GIGOT: But, Mary, should Republicans be willing to raise rates? Say, we lost the election. You know what, we're just going to -- we just have to do it.
O'GRADY: Well, I think that if the president had put something that was like $1 of tax increases for every $4 that he was cutting, then there could be an argument for doing that. But he's not there.
GIGOT: All right, Mary, thank you.
Still ahead, four State Department officials removed from their post after a report about the U.S. consulate attack in Benghazi.
GIGOT: A scathing report released this week blames systemic failures in leadership and management deficiencies at the State Department for inadequate security at the U.S. consulate in Benghazi before the September 11th attack that killed Ambassador Chris Stevens and three other Americans. In testimony before Congress this week, two top advisors to Secretary of State Hillary Clinton vowed to do better and to improve security at U.S. diplomatic posts around the world. Clinton herself was scheduled to appear, but is reportedly recovering from a concussion sustained last week and has postponed her testimony until January.
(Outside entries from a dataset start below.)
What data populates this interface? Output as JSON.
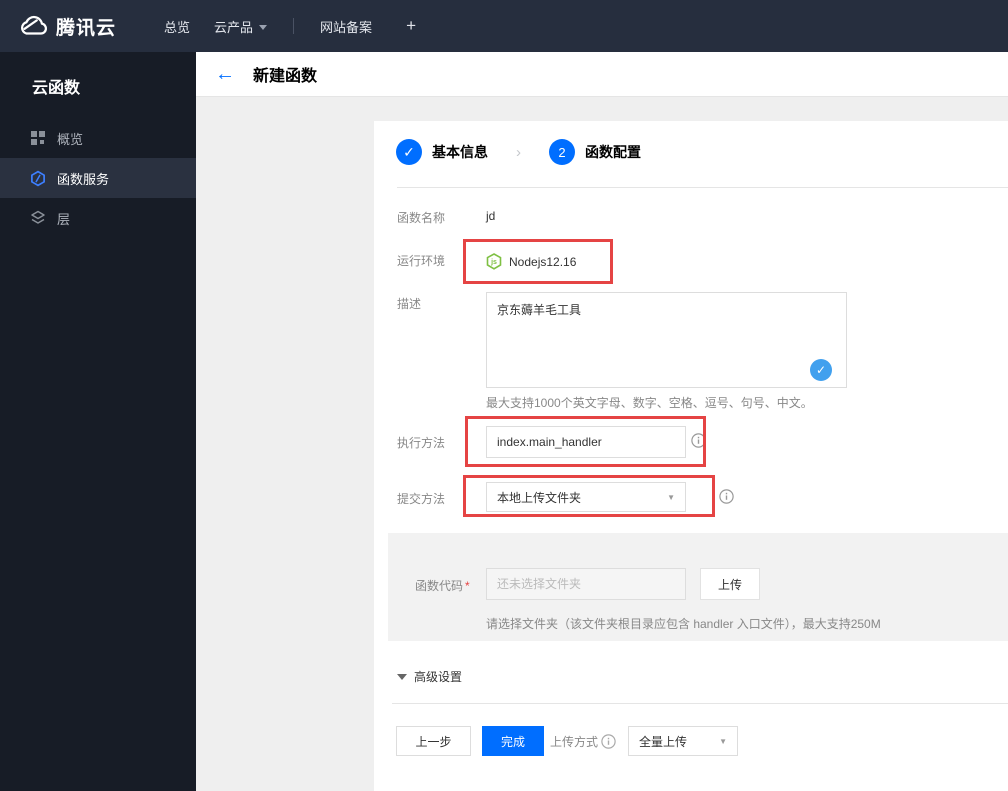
{
  "colors": {
    "accent_blue": "#006eff",
    "annotation_red": "#e54444",
    "check_blue": "#41a0ee",
    "node_green": "#7fc043",
    "topbar_bg": "#262e3e",
    "sidebar_bg": "#171c26",
    "sidebar_active_bg": "#2a3140"
  },
  "topbar": {
    "brand": "腾讯云",
    "logo_icon": "tencent-cloud-logo",
    "items": [
      {
        "label": "总览"
      },
      {
        "label": "云产品"
      },
      {
        "label": "网站备案"
      },
      {
        "label": "+"
      }
    ]
  },
  "sidebar": {
    "title": "云函数",
    "items": [
      {
        "label": "概览",
        "icon": "grid-icon",
        "active": false
      },
      {
        "label": "函数服务",
        "icon": "function-hexagon-icon",
        "active": true
      },
      {
        "label": "层",
        "icon": "layers-icon",
        "active": false
      }
    ]
  },
  "page_header": {
    "back_icon": "back-arrow-icon",
    "title": "新建函数"
  },
  "steps": {
    "step1": {
      "label": "基本信息",
      "state": "done",
      "icon": "check-icon"
    },
    "separator": "›",
    "step2": {
      "num": "2",
      "label": "函数配置",
      "state": "current"
    }
  },
  "form": {
    "name": {
      "label": "函数名称",
      "value": "jd"
    },
    "runtime": {
      "label": "运行环境",
      "value": "Nodejs12.16",
      "icon": "nodejs-icon"
    },
    "description": {
      "label": "描述",
      "value": "京东薅羊毛工具",
      "helper": "最大支持1000个英文字母、数字、空格、逗号、句号、中文。"
    },
    "handler": {
      "label": "执行方法",
      "value": "index.main_handler"
    },
    "submit_method": {
      "label": "提交方法",
      "value": "本地上传文件夹"
    },
    "code": {
      "label": "函数代码",
      "required_mark": "*",
      "placeholder": "还未选择文件夹",
      "upload_button": "上传",
      "helper": "请选择文件夹（该文件夹根目录应包含 handler 入口文件），最大支持250M"
    },
    "advanced_toggle": "高级设置"
  },
  "footer": {
    "prev_button": "上一步",
    "finish_button": "完成",
    "upload_mode_label": "上传方式",
    "upload_mode_value": "全量上传"
  }
}
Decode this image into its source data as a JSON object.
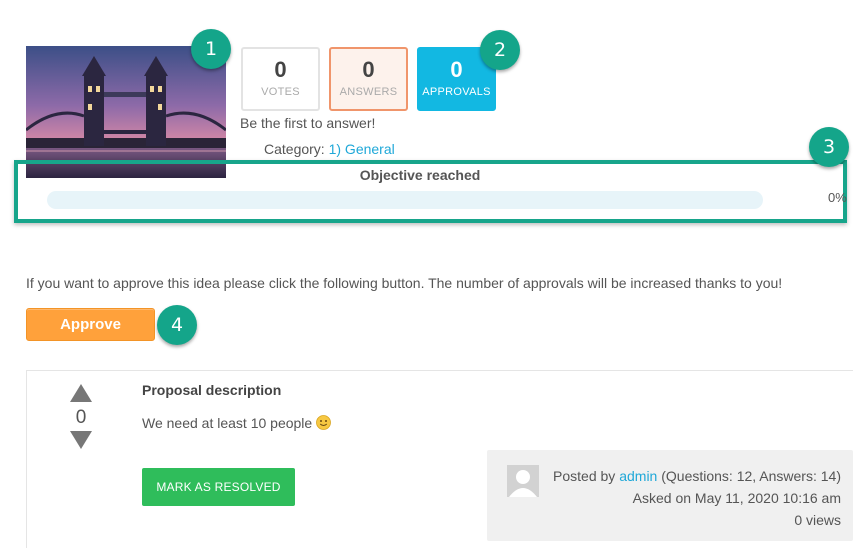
{
  "stats": {
    "votes": {
      "value": "0",
      "label": "VOTES"
    },
    "answers": {
      "value": "0",
      "label": "ANSWERS"
    },
    "approvals": {
      "value": "0",
      "label": "APPROVALS"
    }
  },
  "first_answer": "Be the first to answer!",
  "category": {
    "label": "Category:",
    "value": "1) General"
  },
  "objective": {
    "title": "Objective reached",
    "progress_percent": 0,
    "percent_text": "0%"
  },
  "approve": {
    "text": "If you want to approve this idea please click the following button. The number of approvals will be increased thanks to you!",
    "button": "Approve"
  },
  "badges": {
    "b1": "1",
    "b2": "2",
    "b3": "3",
    "b4": "4"
  },
  "question": {
    "vote_count": "0",
    "desc_title": "Proposal description",
    "desc_body": "We need at least 10 people",
    "resolve_button": "MARK AS RESOLVED"
  },
  "author": {
    "posted_by": "Posted by",
    "name": "admin",
    "stats": "(Questions: 12, Answers: 14)",
    "asked": "Asked on May 11, 2020 10:16 am",
    "views": "0 views"
  },
  "colors": {
    "accent_teal": "#17a58b",
    "link_blue": "#1fa8d8",
    "approve_orange": "#ffa13b",
    "resolve_green": "#2fbd5b",
    "approvals_blue": "#12b8e2"
  }
}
We're back with Dan Henninger and Jason Riley. And Wall Street Journal foreign affairs columnist, Bret Stephens, also joins us.
So, Bret, what did we learn this week about the attack that's new?
BRET STEPHENS, FOREIGN AFFAIRS COLUMNIST: Let me correct you. This was not a scathing report.
This was a report that said there were failures in middle management. It says, in its last sentence, that no disciplinary actions are warranted. Four officials did resign. It gives us a timeline of what happened, which largely corresponds with what all of us know by now happened in Benghazi. It tells us that the CIA had no information about impending attacks, even though there was a dozen CIA officers on the ground. This is not a scathing report.